_Task requirements_
Each entry, in full: copy it out exactly.
####
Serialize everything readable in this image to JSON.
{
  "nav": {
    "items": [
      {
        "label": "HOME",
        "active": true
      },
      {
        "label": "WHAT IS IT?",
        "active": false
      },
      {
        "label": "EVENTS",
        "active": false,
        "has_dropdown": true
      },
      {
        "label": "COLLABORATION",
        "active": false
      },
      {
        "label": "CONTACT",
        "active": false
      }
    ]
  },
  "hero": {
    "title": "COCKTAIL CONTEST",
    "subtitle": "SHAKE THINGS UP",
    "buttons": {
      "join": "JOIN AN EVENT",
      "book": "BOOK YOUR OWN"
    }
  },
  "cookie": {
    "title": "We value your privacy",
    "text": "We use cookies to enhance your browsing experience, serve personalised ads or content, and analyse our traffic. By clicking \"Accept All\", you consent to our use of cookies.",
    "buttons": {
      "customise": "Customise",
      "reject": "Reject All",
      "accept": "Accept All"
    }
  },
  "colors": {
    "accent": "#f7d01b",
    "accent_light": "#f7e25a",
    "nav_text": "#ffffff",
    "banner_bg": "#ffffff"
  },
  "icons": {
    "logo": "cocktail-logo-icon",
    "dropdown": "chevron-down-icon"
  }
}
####
_Task output_
Serialize everything readable in this image to JSON.
{
  "nav": {
    "items": [
      {
        "label": "HOME",
        "active": true
      },
      {
        "label": "WHAT IS IT?",
        "active": false
      },
      {
        "label": "EVENTS",
        "active": false,
        "has_dropdown": true
      },
      {
        "label": "COLLABORATION",
        "active": false
      },
      {
        "label": "CONTACT",
        "active": false
      }
    ]
  },
  "hero": {
    "title": "COCKTAIL CONTEST",
    "subtitle": "SHAKE THINGS UP",
    "buttons": {
      "join": "JOIN AN EVENT",
      "book": "BOOK YOUR OWN"
    }
  },
  "cookie": {
    "title": "We value your privacy",
    "text": "We use cookies to enhance your browsing experience, serve personalised ads or content, and analyse our traffic. By clicking \"Accept All\", you consent to our use of cookies.",
    "buttons": {
      "customise": "Customise",
      "reject": "Reject All",
      "accept": "Accept All"
    }
  },
  "colors": {
    "accent": "#f7d01b",
    "accent_light": "#f7e25a",
    "nav_text": "#ffffff",
    "banner_bg": "#ffffff"
  },
  "icons": {
    "logo": "cocktail-logo-icon",
    "dropdown": "chevron-down-icon"
  }
}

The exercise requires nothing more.